Wetsuits with mold and mildew expose you to additional problems. Skin contact with some molds is known to cause skin irritations, rashes, and fungal infections. Add that to the friction of a wetsuit and you are compounding a problem.
How do you wash a wetsuit? It’s simple and the small amount of time it takes is well worth the effort. I’ve covered everything you need to know about cleaning, hanging, and storing your wetsuit in the article, Wetsuit Care And Storage.
Choose A High-Quality Wetsuit
High-end wetsuits whether made of neoprene or Yulex are more comfortable and flexible with superior insulating capabilities.
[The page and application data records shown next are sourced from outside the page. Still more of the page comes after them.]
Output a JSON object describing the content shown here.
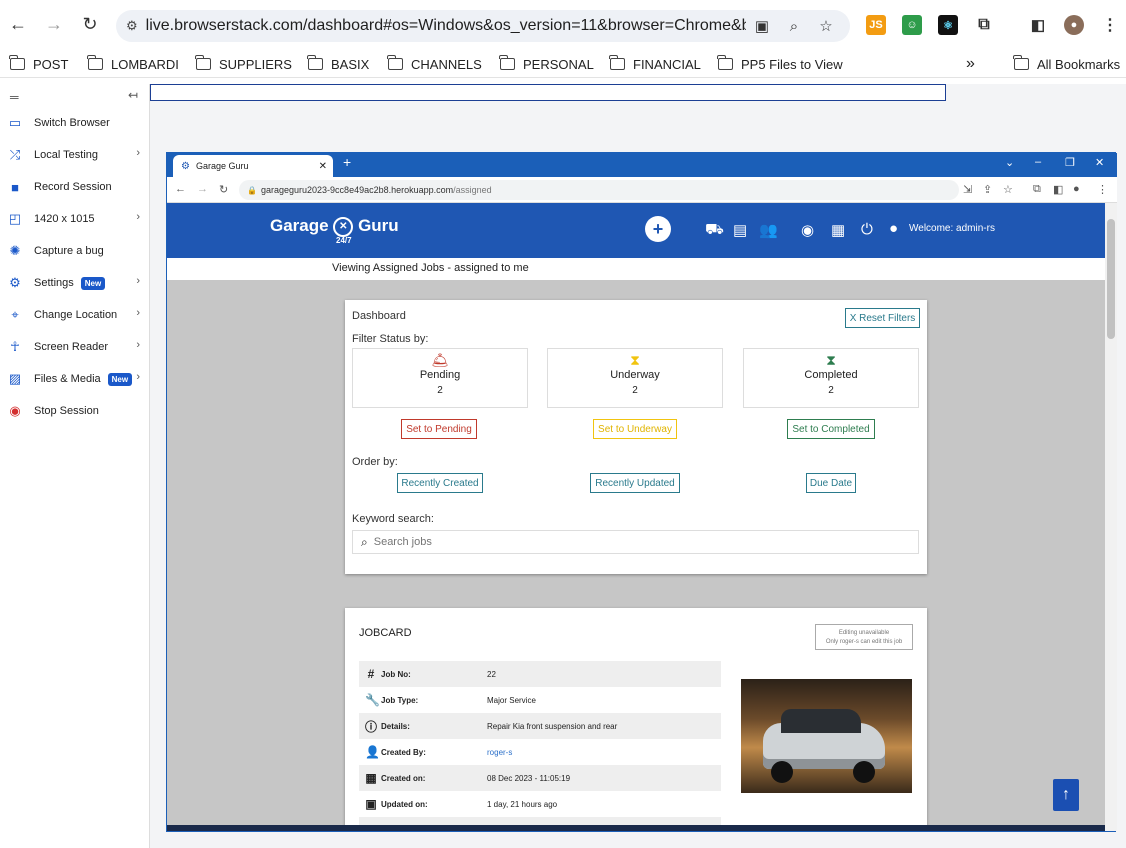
{
  "browser": {
    "url": "live.browserstack.com/dashboard#os=Windows&os_version=11&browser=Chrome&bro...",
    "ext_js": "JS"
  },
  "bookmarks": [
    "POST",
    "LOMBARDI",
    "SUPPLIERS",
    "BASIX",
    "CHANNELS",
    "PERSONAL",
    "FINANCIAL",
    "PP5 Files to View"
  ],
  "all_bookmarks": "All Bookmarks",
  "more_bookmarks": "»",
  "sidebar": {
    "items": [
      {
        "label": "Switch Browser",
        "icon": "laptop-icon",
        "chevron": false,
        "badge": ""
      },
      {
        "label": "Local Testing",
        "icon": "shuffle-icon",
        "chevron": true,
        "badge": ""
      },
      {
        "label": "Record Session",
        "icon": "video-camera-icon",
        "chevron": false,
        "badge": ""
      },
      {
        "label": "1420 x 1015",
        "icon": "resize-icon",
        "chevron": true,
        "badge": ""
      },
      {
        "label": "Capture a bug",
        "icon": "bug-icon",
        "chevron": false,
        "badge": ""
      },
      {
        "label": "Settings",
        "icon": "gear-icon",
        "chevron": true,
        "badge": "New"
      },
      {
        "label": "Change Location",
        "icon": "location-pin-icon",
        "chevron": true,
        "badge": ""
      },
      {
        "label": "Screen Reader",
        "icon": "accessibility-icon",
        "chevron": true,
        "badge": ""
      },
      {
        "label": "Files & Media",
        "icon": "image-icon",
        "chevron": true,
        "badge": "New"
      },
      {
        "label": "Stop Session",
        "icon": "stop-icon",
        "chevron": false,
        "badge": ""
      }
    ]
  },
  "remote": {
    "tab_title": "Garage Guru",
    "url_host": "garageguru2023-9cc8e49ac2b8.herokuapp.com",
    "url_path": "/assigned",
    "logo_left": "Garage",
    "logo_right": "Guru",
    "logo_sub": "24/7",
    "welcome": "Welcome: admin-rs",
    "viewing": "Viewing Assigned Jobs - assigned to me",
    "dashboard": {
      "title": "Dashboard",
      "reset": "X Reset Filters",
      "filter_label": "Filter Status by:",
      "statuses": [
        {
          "name": "Pending",
          "count": "2",
          "button": "Set to Pending",
          "color": "#c0392b"
        },
        {
          "name": "Underway",
          "count": "2",
          "button": "Set to Underway",
          "color": "#f1c40f"
        },
        {
          "name": "Completed",
          "count": "2",
          "button": "Set to Completed",
          "color": "#2e7d4f"
        }
      ],
      "order_label": "Order by:",
      "order_buttons": [
        "Recently Created",
        "Recently Updated",
        "Due Date"
      ],
      "keyword_label": "Keyword search:",
      "search_placeholder": "Search jobs"
    },
    "jobcard": {
      "title": "JOBCARD",
      "edit_line1": "Editing unavailable",
      "edit_line2": "Only roger-s can edit this job",
      "rows": [
        {
          "label": "Job No:",
          "value": "22",
          "icon": "hash-icon"
        },
        {
          "label": "Job Type:",
          "value": "Major Service",
          "icon": "wrench-icon"
        },
        {
          "label": "Details:",
          "value": "Repair Kia front suspension and rear",
          "icon": "info-icon"
        },
        {
          "label": "Created By:",
          "value": "roger-s",
          "icon": "user-icon"
        },
        {
          "label": "Created on:",
          "value": "08 Dec 2023 - 11:05:19",
          "icon": "calendar-icon"
        },
        {
          "label": "Updated on:",
          "value": "1 day, 21 hours ago",
          "icon": "calendar-plus-icon"
        }
      ]
    }
  }
}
There is greater attention given to the quality of the seams and a lower likelihood of bunching in the armpits, crotch, anterior side of the elbows, and behind the knees.
Wetsuit rash not only can be caused by a low-quality wetsuit and the lack of detail put into its seams wetsuit rash can be caused by rubbing when poorly fitting wetsuit fabric bunches up.
Watch Where You Put On Your Wetsuit
Anything coarse that gets into your wetsuit can rub you raw and cause wetsuit rash during your time in the water. Change into your wetsuit away from sand, dirt, and debris. It will be impossible to keep it out of your wetsuit if you don’t.
Remove Your Wetsuit Promptly
Remove your wetsuit when you get out of the water. Wearing it around for longer periods of time before or after participating in your water sport can lead to chafing. The longer you wear your wetsuit the more likely you are to get wetsuit rash.
Wetsuit Rash Treatment
There are a few products I’d recommend as a post-chafing treatment. I do not recommend these for use as an anti-chafe product.
The first two of these are both pediatrician-recommended diaper rash ointments and skin protectants. A+D Prevent and Aquaphor are specifically designed to protect chafed skin due to diaper rash and work great for relieving the discomfort of wetsuit rash as well.
- A+D Prevent Original Ointment
- Aquaphor Healing Ointment
- Petroleum Jelly
- Aloe Vera
- Cocoa Butter
A+D Prevent is my personal favorite. The A and D vitamins in this product help moisturize and heal your skin.
Can You Be Allergic To Wetsuits?
Yes, according to an article in the American Journal of Occupational Therapy entitled Neoprene Splinting: Dermatological Issues, chemicals used in the manufacturing of neoprene can cause two different dermatological reactions: allergic contact dermatitis (ACD) and miliaria rubra.
Hypoallergenic wetsuits made from Yulex may be a better choice if you have an allergic reaction to a neoprene wetsuit that isn’t consistent with the rubbing and irritation that causes wetsuit rash.
For more about neoprene allergies and the safety of neoprene, check out Is Neoprene Waterproof And Is It Safe?
Wetsuit rash and chafing can often be prevented by simply using an anti-chafe product like Body Glide, properly cleaning your wetsuit, or wearing a rash guard.
When these measures don’t work, make sure to check your seams for damage or spots that could cause irritation.
Outside of these the fit of your wetsuit, type of wetsuit, or quality of your wetsuit may be in question.